The School of Economics offers a Master of Arts in Economics and a Master of Arts in Financial Economics.
The Master of Arts in Economics degree emphasizes applied economics. The program has a firm commitment to economic theory, but the main focus is on economic policy analysis. Students must complete a core set of requirements that focus on economic theory and analytical tools. They must also complete a thesis or policy practicum, that requires application of the tools of economic analysis to specific subject areas and policy issues. The program is designed to enable students to identify the economic content of a problem, to develop hypotheses, to apply appropriate analytical tools and models, and to develop policy alternatives. The ability to communicate clearly is emphasized throughout the program.
The Master of Arts in Financial Economics degree provides advanced training in economics and finance to students interested in careers involving quantitative analysis in various areas of finance. The program provides a solid foundation in micro- and macroeconomic theory to ensure that graduates have the conceptual tools needed to develop sound research designs and understand the role of financial markets and institutions within the economy. The program combines courses in the M.A. program in Economics and the M.B.A. program in the Maine Business School. The ability to communicate clearly is emphasized throughout the program.
Both programs offer the M.A. student preparation for a variety of career paths. Students, with the assistance of their adviosr design their programs of study for:
- Employment in business or government, or
- Continuing work on advanced degrees in economics, law, finance, business administration, and other areas.
Students are required to work closely with their adviosr on matters of course selection.
The School offers a series of courses which reflect the wide scope of contemporary economics and the various specializations of the faculty. From year to year, the content of some courses will vary in accordance with changes in the significance of policy questions at the state, national, and international levels, and with faculty research interests.
An undergraduate degree in economics or a related field is desirable, but is not essential for admission to this program. Admission is based upon the requirements of the Graduate School, Graduate Record Examinations (GRE) scores, a demonstrated capacity for graduate study, and the quality of previous work.
M.A. in Financial Economics
For regular admission, applicants are required to have completed basic courses in accounting, calculus, and statistics, and intermediate level undergraduate courses in microeconomic theory, macroeconomic theory, and business finance. Applicants without the required background may be accepted provisionally while meeting these prerequisites.

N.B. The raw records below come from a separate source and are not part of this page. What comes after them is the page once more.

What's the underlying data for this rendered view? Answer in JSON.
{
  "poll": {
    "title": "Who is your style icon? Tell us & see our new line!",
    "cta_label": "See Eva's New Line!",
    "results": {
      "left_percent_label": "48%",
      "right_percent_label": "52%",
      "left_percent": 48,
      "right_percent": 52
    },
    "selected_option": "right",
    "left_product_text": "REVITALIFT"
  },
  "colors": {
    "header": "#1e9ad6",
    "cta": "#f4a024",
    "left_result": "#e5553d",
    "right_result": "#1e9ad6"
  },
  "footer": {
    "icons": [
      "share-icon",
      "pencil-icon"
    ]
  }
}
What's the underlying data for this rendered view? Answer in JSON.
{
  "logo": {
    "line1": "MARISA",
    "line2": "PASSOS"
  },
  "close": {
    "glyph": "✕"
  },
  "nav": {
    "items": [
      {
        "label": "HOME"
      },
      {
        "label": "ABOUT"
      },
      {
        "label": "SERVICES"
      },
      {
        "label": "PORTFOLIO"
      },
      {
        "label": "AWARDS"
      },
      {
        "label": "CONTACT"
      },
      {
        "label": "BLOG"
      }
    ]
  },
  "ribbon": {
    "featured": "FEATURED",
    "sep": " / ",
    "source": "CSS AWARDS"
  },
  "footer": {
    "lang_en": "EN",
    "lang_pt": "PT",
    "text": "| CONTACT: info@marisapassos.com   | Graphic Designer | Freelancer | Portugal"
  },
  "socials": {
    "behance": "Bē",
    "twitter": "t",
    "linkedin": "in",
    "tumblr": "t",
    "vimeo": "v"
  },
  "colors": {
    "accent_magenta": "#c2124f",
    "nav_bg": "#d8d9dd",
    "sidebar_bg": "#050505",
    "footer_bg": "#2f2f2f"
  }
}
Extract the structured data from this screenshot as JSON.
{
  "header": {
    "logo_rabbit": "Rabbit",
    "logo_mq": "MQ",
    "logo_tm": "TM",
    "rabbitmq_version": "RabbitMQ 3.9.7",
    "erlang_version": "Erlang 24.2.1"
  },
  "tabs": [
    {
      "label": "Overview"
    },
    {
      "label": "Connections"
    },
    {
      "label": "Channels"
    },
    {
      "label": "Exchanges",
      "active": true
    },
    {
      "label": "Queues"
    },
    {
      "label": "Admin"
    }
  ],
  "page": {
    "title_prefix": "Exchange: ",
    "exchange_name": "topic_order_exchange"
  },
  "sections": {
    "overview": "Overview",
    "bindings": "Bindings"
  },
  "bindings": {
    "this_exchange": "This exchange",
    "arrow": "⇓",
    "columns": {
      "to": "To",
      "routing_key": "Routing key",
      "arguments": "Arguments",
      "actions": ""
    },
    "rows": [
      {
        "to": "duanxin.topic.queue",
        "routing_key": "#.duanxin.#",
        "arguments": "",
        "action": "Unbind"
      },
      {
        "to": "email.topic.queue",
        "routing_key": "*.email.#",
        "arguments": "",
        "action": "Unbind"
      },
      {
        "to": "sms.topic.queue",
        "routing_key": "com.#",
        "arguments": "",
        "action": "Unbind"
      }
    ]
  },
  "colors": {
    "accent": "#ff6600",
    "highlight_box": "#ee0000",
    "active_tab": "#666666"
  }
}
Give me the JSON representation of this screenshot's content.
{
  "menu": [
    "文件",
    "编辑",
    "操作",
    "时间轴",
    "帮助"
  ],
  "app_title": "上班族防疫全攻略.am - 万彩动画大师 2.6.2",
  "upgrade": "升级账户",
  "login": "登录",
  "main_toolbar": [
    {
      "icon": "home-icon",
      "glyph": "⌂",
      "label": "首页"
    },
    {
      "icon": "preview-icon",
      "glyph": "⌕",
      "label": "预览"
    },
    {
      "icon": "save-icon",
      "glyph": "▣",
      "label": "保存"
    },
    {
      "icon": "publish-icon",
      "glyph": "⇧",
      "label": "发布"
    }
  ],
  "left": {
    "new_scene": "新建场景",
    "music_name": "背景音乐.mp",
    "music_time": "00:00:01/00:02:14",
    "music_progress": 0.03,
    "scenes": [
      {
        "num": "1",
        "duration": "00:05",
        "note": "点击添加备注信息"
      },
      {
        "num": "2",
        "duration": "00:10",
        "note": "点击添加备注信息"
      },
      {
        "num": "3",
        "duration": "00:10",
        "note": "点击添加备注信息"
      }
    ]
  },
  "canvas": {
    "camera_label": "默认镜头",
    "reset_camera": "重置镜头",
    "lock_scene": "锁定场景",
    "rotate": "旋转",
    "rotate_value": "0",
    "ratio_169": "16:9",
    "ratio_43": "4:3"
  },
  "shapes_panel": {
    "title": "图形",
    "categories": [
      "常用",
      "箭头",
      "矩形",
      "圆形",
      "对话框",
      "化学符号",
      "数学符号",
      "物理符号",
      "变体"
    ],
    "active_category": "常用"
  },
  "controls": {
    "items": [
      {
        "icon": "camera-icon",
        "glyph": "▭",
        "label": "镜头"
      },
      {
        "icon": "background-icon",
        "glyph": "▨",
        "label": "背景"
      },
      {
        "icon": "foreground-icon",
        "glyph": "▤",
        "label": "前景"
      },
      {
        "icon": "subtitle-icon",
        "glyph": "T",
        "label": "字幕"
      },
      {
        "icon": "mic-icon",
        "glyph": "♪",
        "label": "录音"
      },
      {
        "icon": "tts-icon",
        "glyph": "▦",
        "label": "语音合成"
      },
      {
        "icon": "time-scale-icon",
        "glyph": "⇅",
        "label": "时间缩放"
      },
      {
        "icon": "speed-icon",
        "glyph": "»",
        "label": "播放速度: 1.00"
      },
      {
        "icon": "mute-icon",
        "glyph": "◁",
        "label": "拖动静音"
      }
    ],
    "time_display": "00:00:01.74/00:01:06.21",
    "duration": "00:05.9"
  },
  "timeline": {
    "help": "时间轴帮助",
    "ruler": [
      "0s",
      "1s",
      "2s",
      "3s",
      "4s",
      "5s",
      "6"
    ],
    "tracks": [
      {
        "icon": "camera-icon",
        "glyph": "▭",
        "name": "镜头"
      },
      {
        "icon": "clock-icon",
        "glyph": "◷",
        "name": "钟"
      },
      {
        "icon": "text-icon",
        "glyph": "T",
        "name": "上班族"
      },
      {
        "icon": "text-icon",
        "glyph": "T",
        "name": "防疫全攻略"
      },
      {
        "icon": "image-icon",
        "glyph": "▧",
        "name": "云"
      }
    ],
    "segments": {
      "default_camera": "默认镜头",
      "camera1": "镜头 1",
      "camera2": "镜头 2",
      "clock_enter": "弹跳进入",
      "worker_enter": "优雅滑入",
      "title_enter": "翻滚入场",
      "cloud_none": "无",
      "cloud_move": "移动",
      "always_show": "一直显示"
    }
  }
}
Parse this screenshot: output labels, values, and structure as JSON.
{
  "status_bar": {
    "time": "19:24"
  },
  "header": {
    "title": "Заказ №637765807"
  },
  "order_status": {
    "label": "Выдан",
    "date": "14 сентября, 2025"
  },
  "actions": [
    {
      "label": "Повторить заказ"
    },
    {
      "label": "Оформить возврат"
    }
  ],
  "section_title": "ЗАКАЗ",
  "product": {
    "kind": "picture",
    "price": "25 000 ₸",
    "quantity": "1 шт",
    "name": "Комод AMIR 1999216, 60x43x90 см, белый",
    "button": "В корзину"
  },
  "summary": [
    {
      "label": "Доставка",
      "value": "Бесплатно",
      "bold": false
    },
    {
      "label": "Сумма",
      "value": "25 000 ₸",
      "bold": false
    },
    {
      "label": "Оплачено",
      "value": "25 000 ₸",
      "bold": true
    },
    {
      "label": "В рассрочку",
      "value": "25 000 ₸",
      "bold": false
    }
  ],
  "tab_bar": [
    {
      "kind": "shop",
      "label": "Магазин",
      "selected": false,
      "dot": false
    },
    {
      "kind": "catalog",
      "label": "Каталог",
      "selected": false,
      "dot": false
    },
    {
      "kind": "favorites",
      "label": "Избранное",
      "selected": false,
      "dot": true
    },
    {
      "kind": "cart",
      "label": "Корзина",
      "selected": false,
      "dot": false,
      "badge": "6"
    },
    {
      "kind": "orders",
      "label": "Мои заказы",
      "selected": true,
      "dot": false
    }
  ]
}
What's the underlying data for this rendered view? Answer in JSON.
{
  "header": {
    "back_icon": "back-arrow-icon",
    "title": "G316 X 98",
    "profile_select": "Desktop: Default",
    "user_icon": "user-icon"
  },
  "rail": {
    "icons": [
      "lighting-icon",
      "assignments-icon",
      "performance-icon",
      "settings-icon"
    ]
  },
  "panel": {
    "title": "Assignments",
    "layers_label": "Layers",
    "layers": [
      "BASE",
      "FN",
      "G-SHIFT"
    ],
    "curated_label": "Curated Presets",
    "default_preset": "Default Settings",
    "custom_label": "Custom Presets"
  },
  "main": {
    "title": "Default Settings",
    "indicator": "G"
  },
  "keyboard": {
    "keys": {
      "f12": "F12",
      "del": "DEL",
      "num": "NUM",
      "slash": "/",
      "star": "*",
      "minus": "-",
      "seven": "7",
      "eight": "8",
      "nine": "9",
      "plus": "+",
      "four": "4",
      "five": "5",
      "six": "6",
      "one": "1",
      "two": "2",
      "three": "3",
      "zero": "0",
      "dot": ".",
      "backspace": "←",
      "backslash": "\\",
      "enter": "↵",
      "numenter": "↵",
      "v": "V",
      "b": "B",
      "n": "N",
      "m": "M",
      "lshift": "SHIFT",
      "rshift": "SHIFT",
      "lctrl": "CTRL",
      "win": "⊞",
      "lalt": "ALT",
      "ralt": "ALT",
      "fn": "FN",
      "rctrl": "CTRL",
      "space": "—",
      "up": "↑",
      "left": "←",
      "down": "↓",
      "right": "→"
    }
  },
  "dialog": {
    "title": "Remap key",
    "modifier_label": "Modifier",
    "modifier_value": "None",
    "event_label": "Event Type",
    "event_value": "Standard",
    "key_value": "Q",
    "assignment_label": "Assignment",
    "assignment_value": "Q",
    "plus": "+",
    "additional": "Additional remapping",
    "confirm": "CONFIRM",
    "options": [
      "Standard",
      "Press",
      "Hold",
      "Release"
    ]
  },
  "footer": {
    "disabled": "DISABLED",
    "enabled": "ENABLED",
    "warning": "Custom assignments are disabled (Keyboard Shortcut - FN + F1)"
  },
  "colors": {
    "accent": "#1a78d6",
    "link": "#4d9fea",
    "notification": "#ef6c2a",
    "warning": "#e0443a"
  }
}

The basic curriculum is offered annually. Successful completion of 30 credit hours of course degree.
M.A. in Financial Economics
Graduate students in this program are required to complete the following sequence of courses:
Two courses are required from the following BUA courses:
Special Degree Requirements
Each graduate student who pursues one of the graduate degrees administered by the School must pass an oral examination near the end of the student’s program.
Kathleen Bell, Ph.D. (University of Maryland, 1997), Associate Professor. Environmental Economics, land economics, spatial economics, regional and public economics.
Melvin Burke, Ph.D. (Pittsburgh, 1967), Professor. International economics, economic development, Marxian economics.
Karen J. Buhr, Ph.D. (Carleton University, 2006), Assistant Professor. Health economics, labor economics.
Hsiang-Tai Cheng, Ph.D. (Virginia Polytechnic Institute, 1985), Associate Professor. Marketing, food demand, econometrics.
Mary Davis, Ph.D. (University of Florida, 2003), Assistant Professor. Health economics, environmental health, public health.
Todd Gabe, Ph.D. (Ohio State University, 1999), Associate Professor. Regional and community economic development, public finance.
Gary L. Hunt, Ph.D. (University of Colorado-Boulder, 1984), Professor. Demographic and spatial economics, econometrics, mathematical modeling.
Adrienne Kearney, Ph.D. (Pennsylvania State University, 1992), Associate Professor. Monetary theory and policy, macroeconomics, international finance.
James McConnon, Ph.D. (Iowa State University, 1989), Associate Professor. Regional and community economic development, innovation, small business management.
Michael Montgomery, Ph.D. (University of Florida, 1988), Associate Professor. Macroeconomics, monetary theory, Austrian economics.
Johathan Rubin, Ph.D. (University of California-Davis, 1993), Professor. Environmental regulation and design, economics of alternative transportation fuels and vehicles, economics of greenhouse gas reductions.
Stewart Smith, Ph.D. (University of Connecticut, 1997), Professor. Sustainable agriculture systems, local food networks.
Mario Teisl, (Ph.D. (University of Maryland, 1997), Professor. Information economics, food safety, environmental and social marketing, environmental economics.
Philip Trostel, Ph.D. (Texas A & M University, 1991), Professor. Human capital and savings, public economics, labor economics.
Greg White, Ph.D. (Washington State University, 1976), Professor. Marketing, finance, business administration.